If you’ve been curious about what’s going into the storefront at 1007 Church Avenue, right next door to the new Am Thai Bistro, you’re not alone. Many of you have been asking, and we’re happy to report that local moms Kari Browne and Lori Kranczer are preparing to open a cafe called Lark there in just a couple months. Today they’re sharing some background about the business and a few hints about what we can expect, and this weekend they’ll be out at the Church Avenue Street Fair to meet neighbors and spread the word.
Kari and Lori found each other through a couple of neighborhood listservs. They each independently considered the idea of opening a family-friendly space, and Lori’s friends from the Cortelyou Moms group pointed her to a posting Kari had made about it on the Flatbush Family Network.
“I got an overwhelmingly positive response from probably about 60 people who wrote back encouraging the idea and pledging their loyalty if a place like this were to open,” Kari said. “It was so humbling and exciting to know that so many others wanted what we wanted.”
Their goal is to create a space that offers something for parents, kids, and everyone in between. The space will be designed so that kids have their own space, and they hope to create programming and events for kids and adults. They’re working on a menu that will include Stumptown coffee, pastries, sandwiches, soups, and salads. And, something extra exciting, they’ll be scooping Brooklyn’s Blue Marble ice cream from a dipping cabinet, so you can finally satisfy your good ice cream fix in the neighborhood.
“Just because you have a family, it shouldn’t mean you can’t enjoy the food and atmosphere you did when you were single,” Lori said. “It will be designed to be comfortable for everyone.”
“We want it to be the kind of place that we’d enjoy,” Kari said. “Where you can hang out with your kids, your friends, and your neighbors. There will be different things going on to appeal to many different people.”
“It’s the type of place that we want to go to,” said Lori. “And we hope other people will want to, as well.”
Because they wanted to create a place they weren’t finding in the area, they naturally looked at real estate close to home. They considered several locations around the neighborhood, but ultimately chose Church Avenue for many reasons. For one thing, it’s close to the Parade Ground, which hosts families throughout the year who could use a place to grab a bite to eat or hang out before or after a game. They say they also like the location because it can provide something for people who live near the borders of Kensington and Windsor Terrace, as well as for the all the residents from Prospect Park on south, who are looking for a comfortable space closer to them than Cortelyou.
“A lot of businesses might look to open where things are already happening, someplace like Cortelyou,” Kari said. “But we look at Church, and we can see the potential, and we know it’s worth taking the chance.”
As you know by now, that stretch of Church has been receiving a lot of attention lately, thanks to the efforts of the Church Avenue Business Improvement District to attract new businesses to the street.
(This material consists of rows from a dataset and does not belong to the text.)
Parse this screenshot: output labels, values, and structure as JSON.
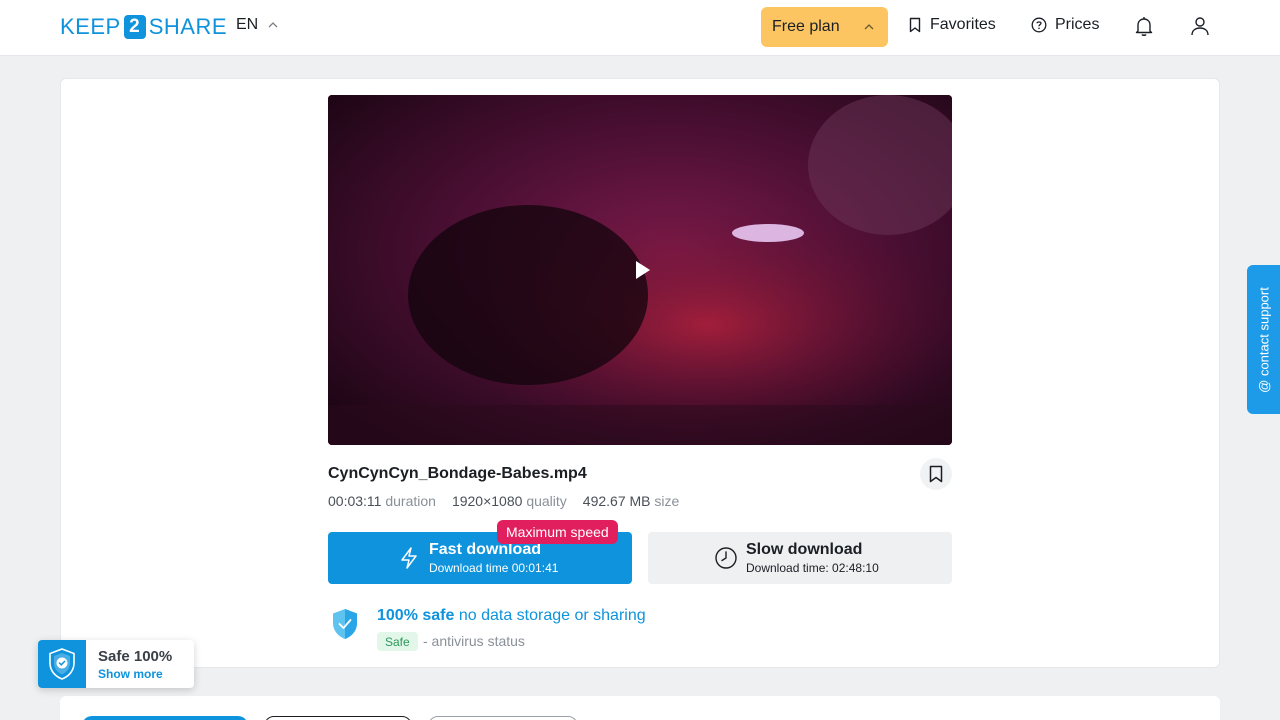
{
  "header": {
    "logo_left": "KEEP",
    "logo_mid": "2",
    "logo_right": "SHARE",
    "language": "EN",
    "plan_label": "Free plan",
    "favorites_label": "Favorites",
    "prices_label": "Prices"
  },
  "file": {
    "name": "CynCynCyn_Bondage-Babes.mp4",
    "duration_value": "00:03:11",
    "duration_unit": "duration",
    "quality_value": "1920×1080",
    "quality_unit": "quality",
    "size_value": "492.67 MB",
    "size_unit": "size"
  },
  "downloads": {
    "max_speed_badge": "Maximum speed",
    "fast_title": "Fast download",
    "fast_time": "Download time 00:01:41",
    "slow_title": "Slow download",
    "slow_time": "Download time: 02:48:10"
  },
  "safety": {
    "headline_strong": "100% safe",
    "headline_rest": "no data storage or sharing",
    "tag": "Safe",
    "status": "- antivirus status"
  },
  "support_label": "@ contact support",
  "safe_widget": {
    "title": "Safe 100%",
    "link": "Show more"
  },
  "colors": {
    "brand": "#0e93dc",
    "plan": "#fdc561",
    "badge": "#e21f5e",
    "safe_tag_bg": "#e2f6ea"
  }
}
We’ve already seen one, Am Thai, open this year, and combined with the Uncover Church Avenue murals, it seems like Church is just beginning to grow.
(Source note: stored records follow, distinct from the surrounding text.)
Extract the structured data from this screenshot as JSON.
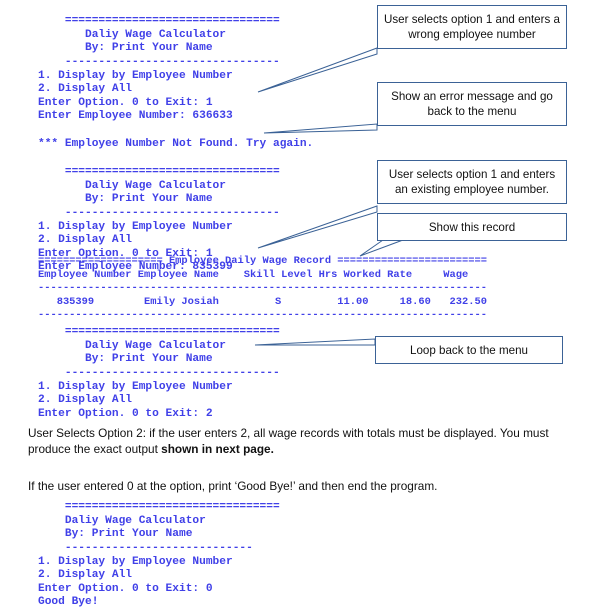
{
  "colors": {
    "console_text": "#4040E8",
    "callout_border": "#3B6296",
    "leader_line": "#3B6296",
    "body_text": "#111111",
    "page_background": "#ffffff"
  },
  "console_blocks": {
    "block1": {
      "lines": [
        "    ================================",
        "       Daliy Wage Calculator",
        "       By: Print Your Name",
        "    --------------------------------",
        "1. Display by Employee Number",
        "2. Display All",
        "Enter Option. 0 to Exit: 1",
        "Enter Employee Number: 636633",
        "",
        "*** Employee Number Not Found. Try again."
      ]
    },
    "block2": {
      "lines": [
        "    ================================",
        "       Daliy Wage Calculator",
        "       By: Print Your Name",
        "    --------------------------------",
        "1. Display by Employee Number",
        "2. Display All",
        "Enter Option. 0 to Exit: 1",
        "Enter Employee Number: 835399"
      ]
    },
    "record_table": {
      "banner": "==================== Employee Daily Wage Record ========================",
      "header": "Employee Number Employee Name    Skill Level Hrs Worked Rate     Wage",
      "rule_top": "------------------------------------------------------------------------",
      "row": "   835399        Emily Josiah         S         11.00     18.60   232.50",
      "rule_bottom": "------------------------------------------------------------------------"
    },
    "block3": {
      "lines": [
        "    ================================",
        "       Daliy Wage Calculator",
        "       By: Print Your Name",
        "    --------------------------------",
        "1. Display by Employee Number",
        "2. Display All",
        "Enter Option. 0 to Exit: 2"
      ]
    },
    "block4": {
      "lines": [
        "    ================================",
        "    Daliy Wage Calculator",
        "    By: Print Your Name",
        "    ----------------------------",
        "1. Display by Employee Number",
        "2. Display All",
        "Enter Option. 0 to Exit: 0",
        "Good Bye!"
      ]
    }
  },
  "record_fields": {
    "employee_number": "835399",
    "employee_name": "Emily Josiah",
    "skill_level": "S",
    "hrs_worked": "11.00",
    "rate": "18.60",
    "wage": "232.50"
  },
  "callouts": [
    {
      "id": "callout-wrong-employee",
      "line1": "User selects option 1 and enters a",
      "line2": "wrong employee number",
      "text": "User selects option 1 and enters a wrong employee number"
    },
    {
      "id": "callout-error-message",
      "line1": "Show an error message and go",
      "line2": "back to the menu",
      "text": "Show an error message and go back to the menu"
    },
    {
      "id": "callout-existing-employee",
      "line1": "User selects option 1 and enters",
      "line2": "an existing employee number.",
      "text": "User selects option 1 and enters an existing employee number."
    },
    {
      "id": "callout-show-record",
      "text": "Show this record"
    },
    {
      "id": "callout-loop-back",
      "text": "Loop back to the menu"
    }
  ],
  "paragraphs": {
    "option2_prefix": "User Selects Option 2: if the user enters 2, all wage records with totals must be displayed. You must produce the exact output ",
    "option2_bold": "shown in next page.",
    "exit_note": "If the user entered 0 at the option, print ‘Good Bye!’ and then end the program."
  }
}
“We started out simply trying to create a café space that we’d want to go to,” Lori said, “but it’s become a bit of a real estate revitalization project as well.”
“If you put good establishments there, people will be attracted to the area,” Kari said. “It may not be a very well-travelled street right now, but that’s because there aren’t many services there. It’s an untapped market. But it’s growing, and it will keep growing.”
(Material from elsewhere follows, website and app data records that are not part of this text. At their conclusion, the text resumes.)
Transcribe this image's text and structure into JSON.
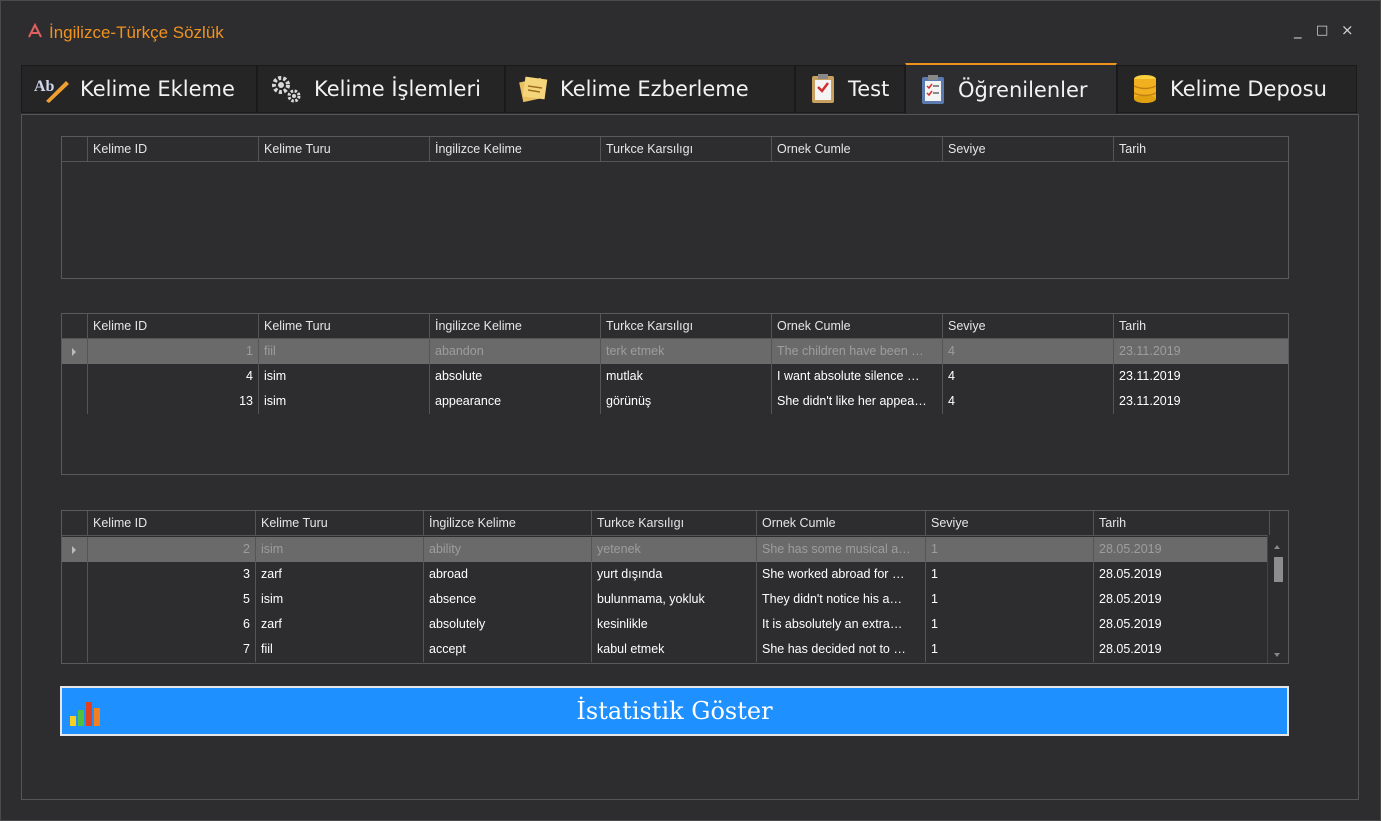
{
  "app": {
    "title": "İngilizce-Türkçe Sözlük",
    "icon": "app-logo-icon"
  },
  "window_controls": {
    "minimize": "_",
    "maximize": "□",
    "close": "×"
  },
  "tabs": [
    {
      "label": "Kelime Ekleme",
      "icon": "ab-pencil-icon"
    },
    {
      "label": "Kelime İşlemleri",
      "icon": "gears-icon"
    },
    {
      "label": "Kelime Ezberleme",
      "icon": "notes-icon"
    },
    {
      "label": "Test",
      "icon": "clipboard-check-icon"
    },
    {
      "label": "Öğrenilenler",
      "icon": "clipboard-list-icon",
      "active": true
    },
    {
      "label": "Kelime Deposu",
      "icon": "database-icon"
    }
  ],
  "columns": [
    "Kelime ID",
    "Kelime Turu",
    "İngilizce Kelime",
    "Turkce Karsılıgı",
    "Ornek Cumle",
    "Seviye",
    "Tarih"
  ],
  "grid1": {
    "rows": []
  },
  "grid2": {
    "rows": [
      [
        "1",
        "fiil",
        "abandon",
        "terk etmek",
        "The children have been …",
        "4",
        "23.11.2019"
      ],
      [
        "4",
        "isim",
        " absolute",
        "mutlak",
        "I want absolute silence …",
        "4",
        "23.11.2019"
      ],
      [
        "13",
        "isim",
        "appearance",
        "görünüş",
        "She didn't like her appea…",
        "4",
        "23.11.2019"
      ]
    ]
  },
  "grid3": {
    "rows": [
      [
        "2",
        "isim",
        "ability",
        "yetenek",
        "She has some musical a…",
        "1",
        "28.05.2019"
      ],
      [
        "3",
        "zarf",
        "abroad",
        "yurt dışında",
        "She worked abroad for …",
        "1",
        "28.05.2019"
      ],
      [
        "5",
        "isim",
        "absence",
        "bulunmama, yokluk",
        "They didn't notice his a…",
        "1",
        "28.05.2019"
      ],
      [
        "6",
        "zarf",
        "absolutely",
        "kesinlikle",
        "It is absolutely an extra…",
        "1",
        "28.05.2019"
      ],
      [
        "7",
        "fiil",
        "accept",
        "kabul etmek",
        "She has decided not to …",
        "1",
        "28.05.2019"
      ]
    ]
  },
  "stat_button": {
    "label": "İstatistik Göster",
    "icon": "bar-chart-icon"
  },
  "colors": {
    "accent": "#f0921e",
    "button": "#1e90ff",
    "background": "#2d2d30",
    "selected_row": "#6a6a6a"
  }
}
“CAMBA and the BID have been very supportive of us from the very beginning,” said Kari, who has already been doing her part to support her new BID by serving as a member of the UCA Advisory Committee.
“There’s something special about this neighborhood,” she said. “The sense of community is so strong, between neighbors and between businesses. We’re looking forward to being a part of that as a business.”
Stay tuned for more details, but until then, Lori and Kari will be in front of Lark—a name they picked because it incorporates both of theirs, and because it brings in some of the imagery of our nearby park–handing out postcards and selling tote bags during the street fair this Sunday, April 29 from 12-6pm.
“We hope people will come by and say hi,” Kari said.